◆ **Your assignment**
Give the count of lines in the data that include the string "this", with no added remarks.

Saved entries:
<<<<

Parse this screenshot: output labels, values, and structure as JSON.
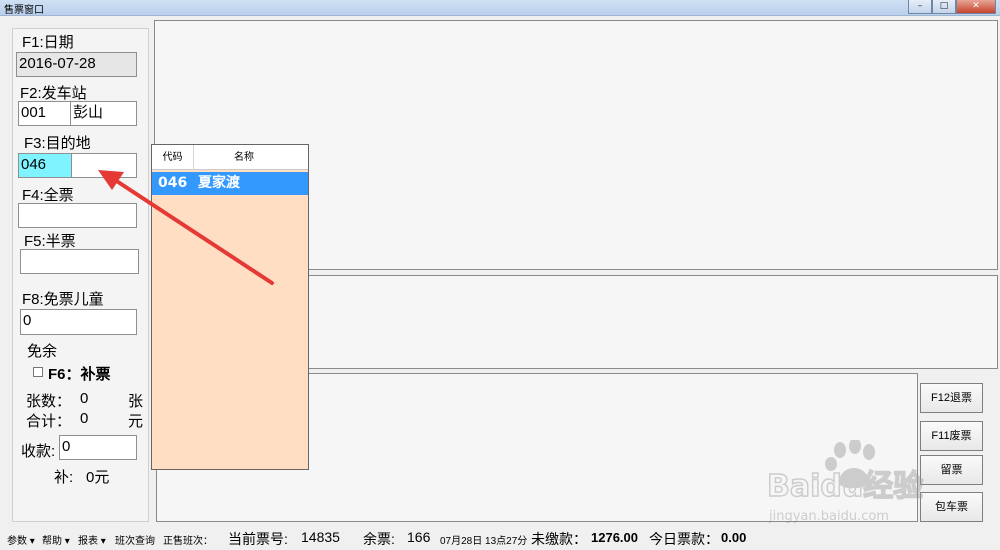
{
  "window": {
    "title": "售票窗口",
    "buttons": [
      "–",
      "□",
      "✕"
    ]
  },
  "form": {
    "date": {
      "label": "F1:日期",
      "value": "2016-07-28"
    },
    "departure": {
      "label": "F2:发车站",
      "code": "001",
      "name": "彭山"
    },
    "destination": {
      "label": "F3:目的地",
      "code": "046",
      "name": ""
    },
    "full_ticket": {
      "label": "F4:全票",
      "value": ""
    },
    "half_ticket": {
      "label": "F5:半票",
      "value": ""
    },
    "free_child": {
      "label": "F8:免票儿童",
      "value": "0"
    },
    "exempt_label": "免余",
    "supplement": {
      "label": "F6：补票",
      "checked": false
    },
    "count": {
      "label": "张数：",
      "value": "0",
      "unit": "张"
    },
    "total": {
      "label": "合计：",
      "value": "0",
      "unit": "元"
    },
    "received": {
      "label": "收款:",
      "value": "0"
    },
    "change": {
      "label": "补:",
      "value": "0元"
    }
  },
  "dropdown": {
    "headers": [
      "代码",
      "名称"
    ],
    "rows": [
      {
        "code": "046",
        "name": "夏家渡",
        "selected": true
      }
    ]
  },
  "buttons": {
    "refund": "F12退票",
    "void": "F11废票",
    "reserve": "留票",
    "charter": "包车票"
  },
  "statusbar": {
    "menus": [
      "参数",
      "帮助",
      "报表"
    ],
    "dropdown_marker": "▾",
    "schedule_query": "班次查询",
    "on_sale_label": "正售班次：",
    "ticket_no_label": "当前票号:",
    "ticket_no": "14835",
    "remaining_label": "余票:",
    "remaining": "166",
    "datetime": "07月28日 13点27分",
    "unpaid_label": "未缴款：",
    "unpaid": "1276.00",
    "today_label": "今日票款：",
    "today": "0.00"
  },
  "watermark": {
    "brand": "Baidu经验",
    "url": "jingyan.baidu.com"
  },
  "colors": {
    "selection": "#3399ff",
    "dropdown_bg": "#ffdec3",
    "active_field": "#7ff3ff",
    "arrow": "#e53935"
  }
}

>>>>
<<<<

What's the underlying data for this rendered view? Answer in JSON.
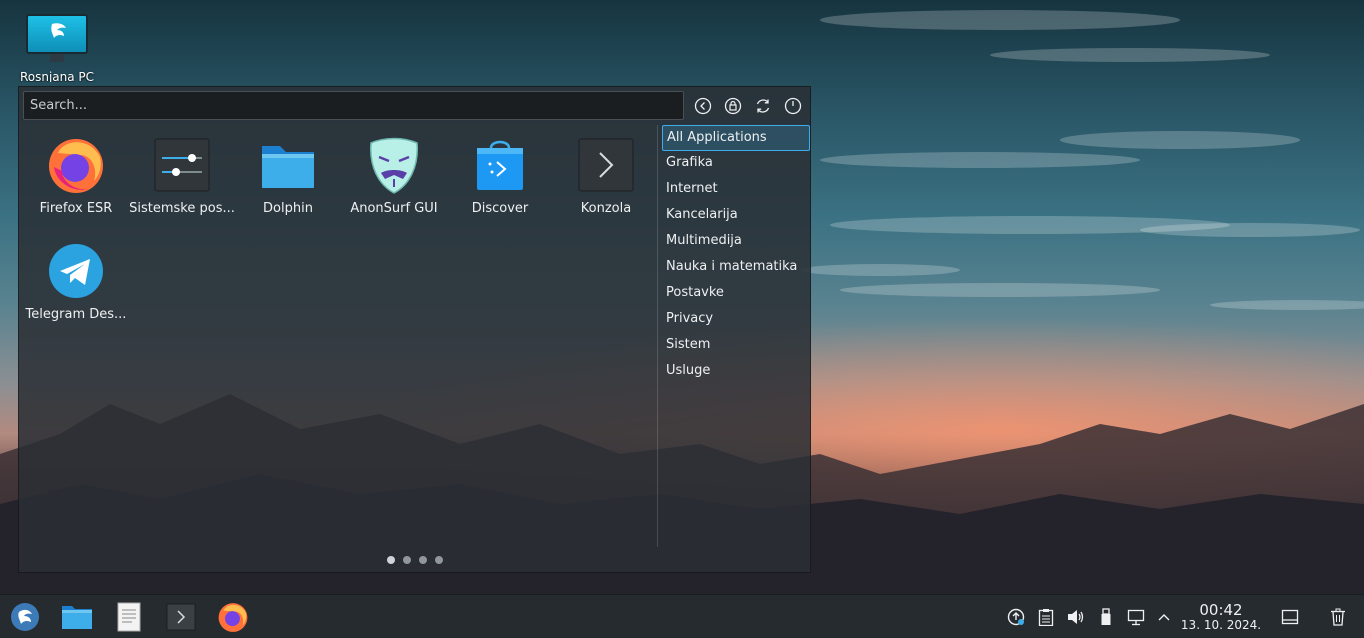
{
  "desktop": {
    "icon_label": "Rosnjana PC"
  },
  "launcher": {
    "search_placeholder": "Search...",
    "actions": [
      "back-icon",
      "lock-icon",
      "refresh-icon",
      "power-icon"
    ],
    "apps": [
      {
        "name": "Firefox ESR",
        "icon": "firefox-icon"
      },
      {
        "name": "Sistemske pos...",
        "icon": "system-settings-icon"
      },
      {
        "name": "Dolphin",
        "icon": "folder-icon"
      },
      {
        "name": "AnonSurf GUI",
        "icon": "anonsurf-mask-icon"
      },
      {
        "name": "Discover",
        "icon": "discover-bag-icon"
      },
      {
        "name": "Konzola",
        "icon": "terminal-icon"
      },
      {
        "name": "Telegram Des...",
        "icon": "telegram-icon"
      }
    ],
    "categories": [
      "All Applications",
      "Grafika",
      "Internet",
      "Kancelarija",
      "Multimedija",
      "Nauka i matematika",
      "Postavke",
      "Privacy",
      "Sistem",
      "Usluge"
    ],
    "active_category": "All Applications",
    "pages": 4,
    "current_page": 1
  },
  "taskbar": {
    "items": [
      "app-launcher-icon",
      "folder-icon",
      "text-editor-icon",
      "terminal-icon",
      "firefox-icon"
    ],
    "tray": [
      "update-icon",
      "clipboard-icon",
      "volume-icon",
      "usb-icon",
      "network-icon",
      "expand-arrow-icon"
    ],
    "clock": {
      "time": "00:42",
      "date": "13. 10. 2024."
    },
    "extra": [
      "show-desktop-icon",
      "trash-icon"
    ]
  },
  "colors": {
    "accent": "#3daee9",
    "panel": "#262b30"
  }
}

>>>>
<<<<

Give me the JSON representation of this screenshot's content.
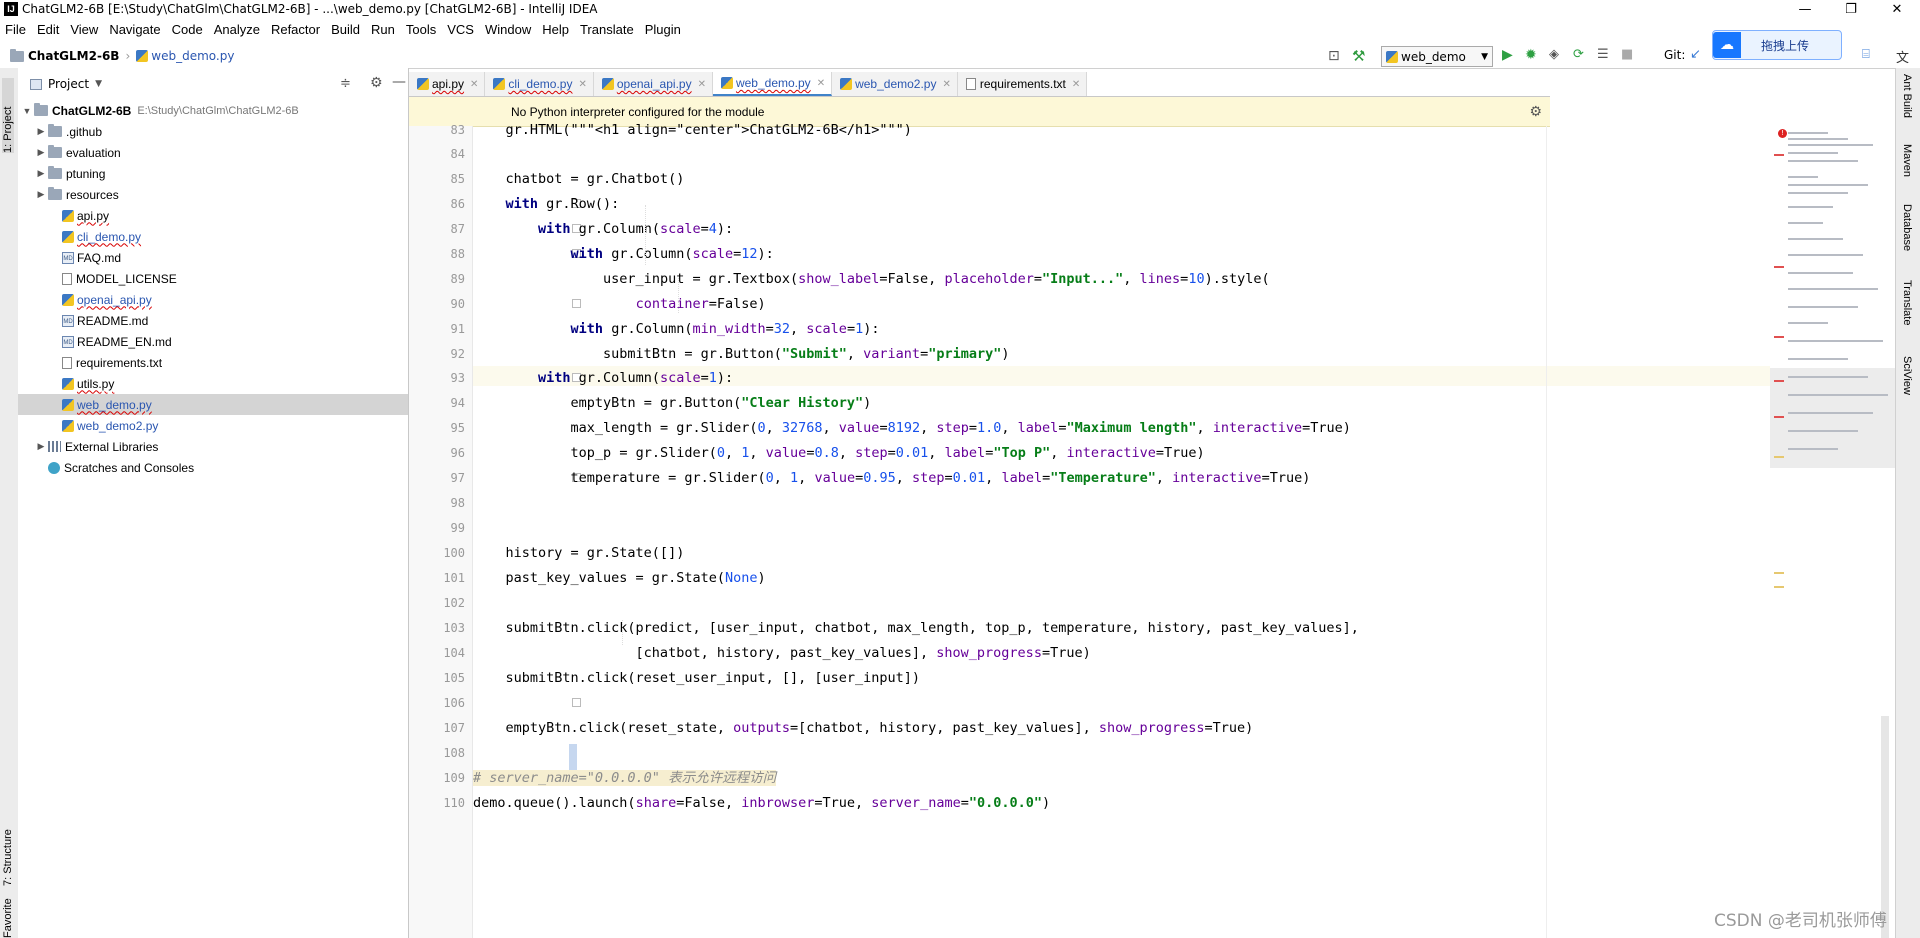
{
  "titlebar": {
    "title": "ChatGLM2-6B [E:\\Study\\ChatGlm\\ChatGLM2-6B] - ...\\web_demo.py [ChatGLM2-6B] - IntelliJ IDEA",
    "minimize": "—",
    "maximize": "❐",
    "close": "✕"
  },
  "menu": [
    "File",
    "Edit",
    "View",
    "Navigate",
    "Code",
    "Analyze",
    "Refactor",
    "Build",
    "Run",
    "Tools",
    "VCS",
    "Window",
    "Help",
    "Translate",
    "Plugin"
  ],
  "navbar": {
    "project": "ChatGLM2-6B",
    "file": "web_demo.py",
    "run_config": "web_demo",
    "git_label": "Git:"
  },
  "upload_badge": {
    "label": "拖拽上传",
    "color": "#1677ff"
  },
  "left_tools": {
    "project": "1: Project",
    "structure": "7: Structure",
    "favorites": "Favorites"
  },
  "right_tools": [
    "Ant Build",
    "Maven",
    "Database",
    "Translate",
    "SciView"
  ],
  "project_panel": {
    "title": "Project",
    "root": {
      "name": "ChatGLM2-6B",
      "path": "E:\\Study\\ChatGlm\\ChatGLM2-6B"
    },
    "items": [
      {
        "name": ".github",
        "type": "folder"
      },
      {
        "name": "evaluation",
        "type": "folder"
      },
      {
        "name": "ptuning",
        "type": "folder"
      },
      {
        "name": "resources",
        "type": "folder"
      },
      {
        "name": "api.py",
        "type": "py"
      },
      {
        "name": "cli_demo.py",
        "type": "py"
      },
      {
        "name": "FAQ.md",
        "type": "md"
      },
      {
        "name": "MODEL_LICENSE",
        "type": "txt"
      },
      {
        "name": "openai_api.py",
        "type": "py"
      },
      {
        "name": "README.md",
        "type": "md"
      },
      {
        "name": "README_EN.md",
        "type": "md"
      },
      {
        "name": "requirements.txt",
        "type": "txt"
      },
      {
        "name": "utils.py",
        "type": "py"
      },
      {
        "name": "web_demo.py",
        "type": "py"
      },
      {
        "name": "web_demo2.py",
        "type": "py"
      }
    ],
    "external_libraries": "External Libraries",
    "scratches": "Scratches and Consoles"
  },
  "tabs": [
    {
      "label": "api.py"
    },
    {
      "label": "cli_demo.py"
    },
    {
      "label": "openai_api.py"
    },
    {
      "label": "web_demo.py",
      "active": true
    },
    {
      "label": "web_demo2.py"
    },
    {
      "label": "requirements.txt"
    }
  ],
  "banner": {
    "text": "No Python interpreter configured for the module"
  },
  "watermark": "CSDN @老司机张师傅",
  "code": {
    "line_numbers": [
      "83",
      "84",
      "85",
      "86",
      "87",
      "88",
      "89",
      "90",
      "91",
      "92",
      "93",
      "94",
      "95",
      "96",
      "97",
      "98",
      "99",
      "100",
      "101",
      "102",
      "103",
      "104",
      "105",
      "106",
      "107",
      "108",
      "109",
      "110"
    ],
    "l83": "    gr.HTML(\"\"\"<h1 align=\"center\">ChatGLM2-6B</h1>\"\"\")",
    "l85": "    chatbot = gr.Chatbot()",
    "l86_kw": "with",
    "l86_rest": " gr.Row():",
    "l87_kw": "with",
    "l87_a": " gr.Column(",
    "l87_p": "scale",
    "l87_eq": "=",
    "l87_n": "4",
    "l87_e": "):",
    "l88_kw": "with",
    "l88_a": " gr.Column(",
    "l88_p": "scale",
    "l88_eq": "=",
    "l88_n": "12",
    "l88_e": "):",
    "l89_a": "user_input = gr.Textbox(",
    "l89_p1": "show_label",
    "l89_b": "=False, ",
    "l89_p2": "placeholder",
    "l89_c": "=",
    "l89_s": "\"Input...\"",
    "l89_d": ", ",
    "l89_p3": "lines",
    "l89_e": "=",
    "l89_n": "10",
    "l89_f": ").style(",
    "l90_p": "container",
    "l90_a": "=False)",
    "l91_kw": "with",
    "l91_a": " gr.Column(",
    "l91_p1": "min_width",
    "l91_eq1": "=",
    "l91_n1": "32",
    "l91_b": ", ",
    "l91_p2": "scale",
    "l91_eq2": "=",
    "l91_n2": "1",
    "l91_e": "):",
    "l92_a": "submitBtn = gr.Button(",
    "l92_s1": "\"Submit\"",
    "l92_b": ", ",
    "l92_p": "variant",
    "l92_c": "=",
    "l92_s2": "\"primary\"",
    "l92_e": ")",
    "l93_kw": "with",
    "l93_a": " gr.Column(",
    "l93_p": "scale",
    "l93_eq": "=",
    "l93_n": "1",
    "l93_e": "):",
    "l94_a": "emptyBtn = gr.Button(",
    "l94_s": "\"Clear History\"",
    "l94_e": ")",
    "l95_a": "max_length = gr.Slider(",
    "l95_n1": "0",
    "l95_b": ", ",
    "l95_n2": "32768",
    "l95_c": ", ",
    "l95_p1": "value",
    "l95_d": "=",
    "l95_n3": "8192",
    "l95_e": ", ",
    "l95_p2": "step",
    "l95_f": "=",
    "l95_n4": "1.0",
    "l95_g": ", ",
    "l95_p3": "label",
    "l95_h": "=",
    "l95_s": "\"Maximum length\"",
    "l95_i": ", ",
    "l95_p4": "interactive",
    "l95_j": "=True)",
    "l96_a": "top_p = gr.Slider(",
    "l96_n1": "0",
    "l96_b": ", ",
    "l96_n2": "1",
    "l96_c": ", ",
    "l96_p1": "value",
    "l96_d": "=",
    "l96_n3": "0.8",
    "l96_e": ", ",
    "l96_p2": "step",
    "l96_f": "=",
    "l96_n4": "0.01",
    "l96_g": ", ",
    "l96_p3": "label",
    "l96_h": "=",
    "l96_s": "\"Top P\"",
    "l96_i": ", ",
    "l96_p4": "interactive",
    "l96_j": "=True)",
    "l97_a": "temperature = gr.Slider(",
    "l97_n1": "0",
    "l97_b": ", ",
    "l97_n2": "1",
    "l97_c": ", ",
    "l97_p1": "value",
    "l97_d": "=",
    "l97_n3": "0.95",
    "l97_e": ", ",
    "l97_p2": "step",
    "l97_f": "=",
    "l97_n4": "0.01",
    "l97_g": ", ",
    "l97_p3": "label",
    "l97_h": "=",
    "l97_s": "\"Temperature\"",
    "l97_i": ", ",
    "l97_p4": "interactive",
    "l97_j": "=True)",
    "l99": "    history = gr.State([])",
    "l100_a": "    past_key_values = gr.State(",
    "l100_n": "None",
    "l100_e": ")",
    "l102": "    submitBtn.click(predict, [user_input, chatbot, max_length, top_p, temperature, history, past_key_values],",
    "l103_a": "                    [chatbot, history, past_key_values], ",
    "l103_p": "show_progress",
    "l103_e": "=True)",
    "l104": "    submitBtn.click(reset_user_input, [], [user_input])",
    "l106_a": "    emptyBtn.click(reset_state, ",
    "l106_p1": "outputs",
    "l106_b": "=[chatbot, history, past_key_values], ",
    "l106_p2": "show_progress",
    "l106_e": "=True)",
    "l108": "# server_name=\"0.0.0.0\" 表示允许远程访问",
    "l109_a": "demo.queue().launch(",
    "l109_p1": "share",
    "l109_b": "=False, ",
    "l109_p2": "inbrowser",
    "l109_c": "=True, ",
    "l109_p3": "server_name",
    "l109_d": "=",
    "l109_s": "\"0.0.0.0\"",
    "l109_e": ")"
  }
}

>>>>

◆ **Result**
3